Activity: When a line of the listing below has the string "JSON" in it, copy that line.
─── Records for this exercise ───
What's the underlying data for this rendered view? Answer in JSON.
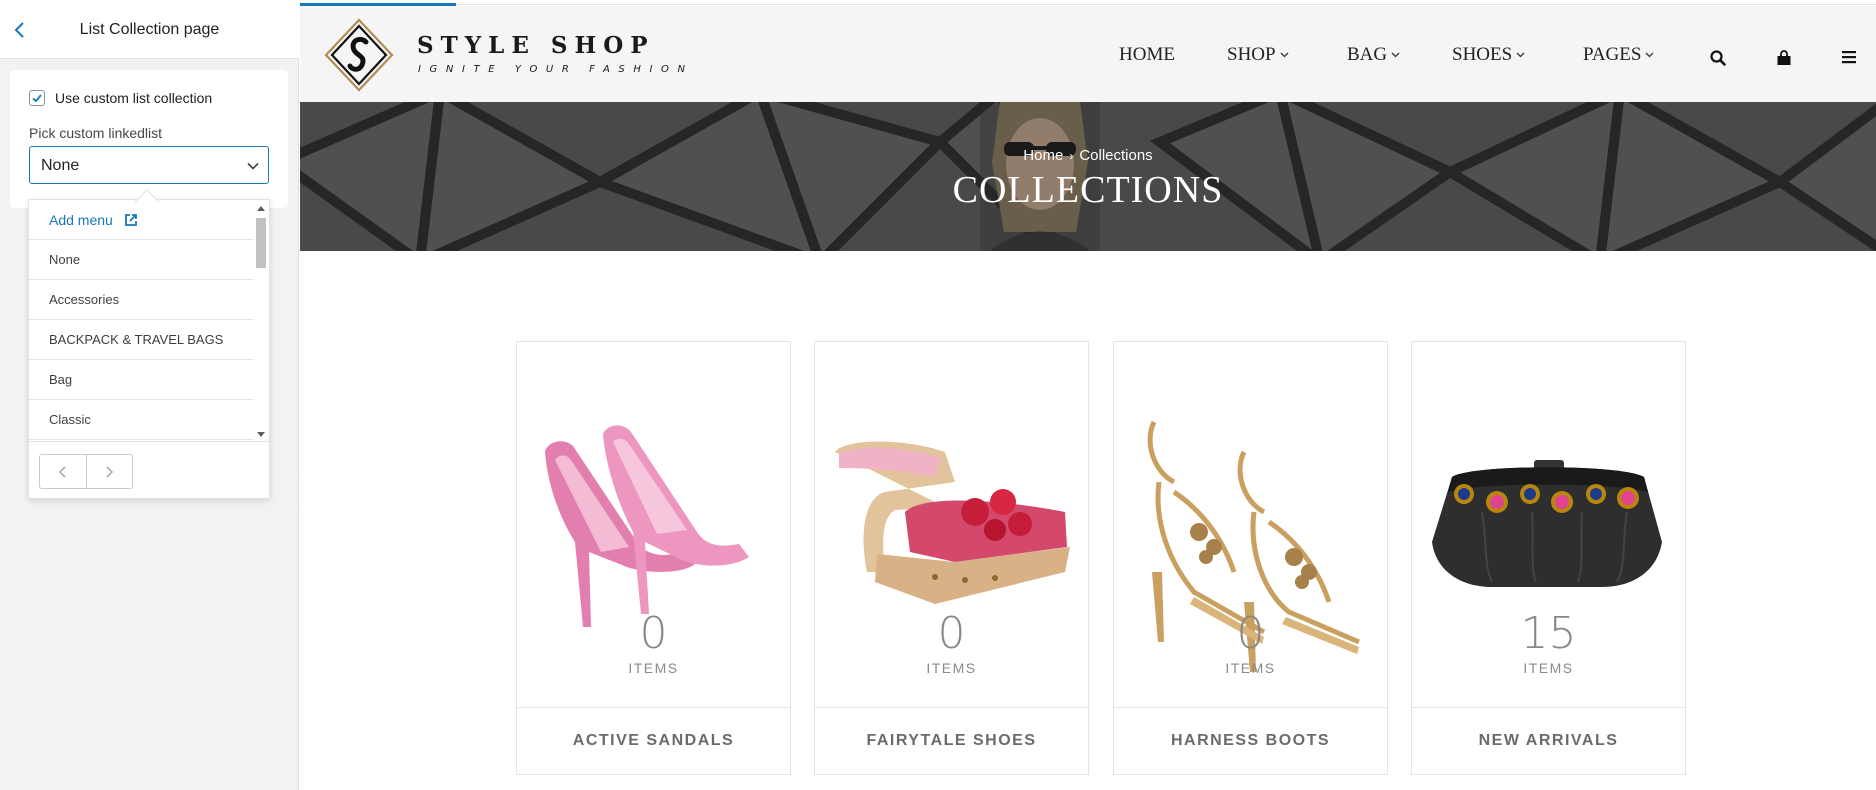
{
  "editor": {
    "title": "List Collection page",
    "use_custom_label": "Use custom list collection",
    "use_custom_checked": true,
    "pick_label": "Pick custom linkedlist",
    "selected": "None",
    "dropdown": {
      "add_menu": "Add menu",
      "items": [
        "None",
        "Accessories",
        "BACKPACK & TRAVEL BAGS",
        "Bag",
        "Classic"
      ]
    }
  },
  "store": {
    "brand": "STYLE SHOP",
    "tagline": "IGNITE YOUR FASHION",
    "nav": {
      "home": "HOME",
      "shop": "SHOP",
      "bag": "BAG",
      "shoes": "SHOES",
      "pages": "PAGES"
    },
    "breadcrumb": {
      "home": "Home",
      "separator": "›",
      "current": "Collections"
    },
    "banner_title": "COLLECTIONS",
    "items_label": "ITEMS",
    "collections": [
      {
        "name": "ACTIVE SANDALS",
        "count": "0"
      },
      {
        "name": "FAIRYTALE SHOES",
        "count": "0"
      },
      {
        "name": "HARNESS BOOTS",
        "count": "0"
      },
      {
        "name": "NEW ARRIVALS",
        "count": "15"
      }
    ]
  },
  "colors": {
    "accent": "#1878b9",
    "panel_bg": "#f1f2f4",
    "header_bg": "#f5f5f5"
  },
  "icons": [
    "chevron-left-icon",
    "checkbox-checked-icon",
    "chevron-down-icon",
    "external-link-icon",
    "search-icon",
    "bag-icon",
    "menu-icon",
    "collapse-arrow-icon"
  ]
}
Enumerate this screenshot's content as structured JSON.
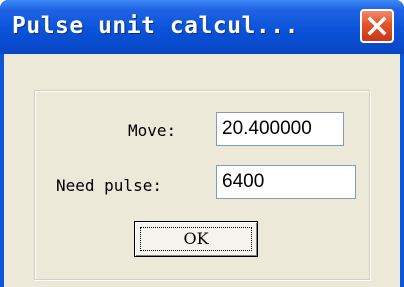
{
  "window": {
    "title": "Pulse unit calcul...",
    "close_icon": "close-icon"
  },
  "form": {
    "move": {
      "label": "Move:",
      "value": "20.400000"
    },
    "need_pulse": {
      "label": "Need pulse:",
      "value": "6400"
    }
  },
  "buttons": {
    "ok_label": "OK"
  },
  "colors": {
    "titlebar": "#0a53d9",
    "close_button": "#e2542c",
    "dialog_background": "#ece9d8",
    "field_border": "#7f9db9"
  }
}
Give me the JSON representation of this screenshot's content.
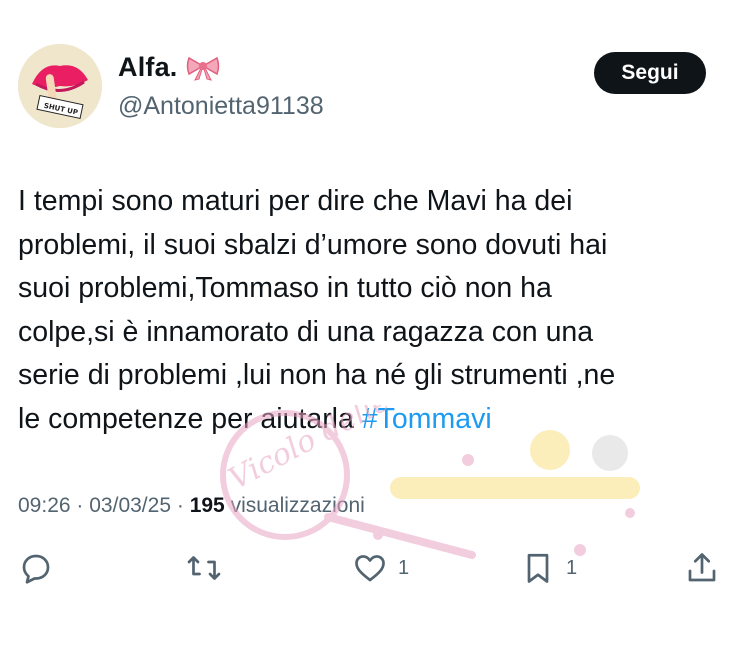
{
  "author": {
    "display_name": "Alfa.",
    "handle": "@Antonietta91138",
    "avatar_sticker_text": "SHUT UP"
  },
  "follow_button": {
    "label": "Segui"
  },
  "tweet": {
    "lines": [
      "I tempi sono maturi per dire che Mavi ha dei",
      "problemi, il suoi sbalzi d’umore sono dovuti hai",
      "suoi problemi,Tommaso in tutto ciò non ha",
      "colpe,si è innamorato di una ragazza con una",
      "serie di problemi ,lui non ha né gli strumenti ,ne",
      "le competenze per aiutarla "
    ],
    "hashtag": "#Tommavi"
  },
  "meta": {
    "time": "09:26",
    "date": "03/03/25",
    "views_count": "195",
    "views_label": "visualizzazioni"
  },
  "actions": {
    "likes_count": "1",
    "bookmarks_count": "1"
  },
  "watermark": {
    "text": "Vicolo delle News",
    "colors": {
      "pink": "#e8a5c4",
      "yellow": "#f3d34a"
    }
  },
  "colors": {
    "text": "#0f1419",
    "secondary": "#536471",
    "link": "#1d9bf0",
    "button_bg": "#0f1419"
  }
}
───
Solved problem:
What's the underlying data for this rendered view? Answer in JSON.
Enumerate this screenshot's content as structured JSON.
Give me the JSON representation of this screenshot's content.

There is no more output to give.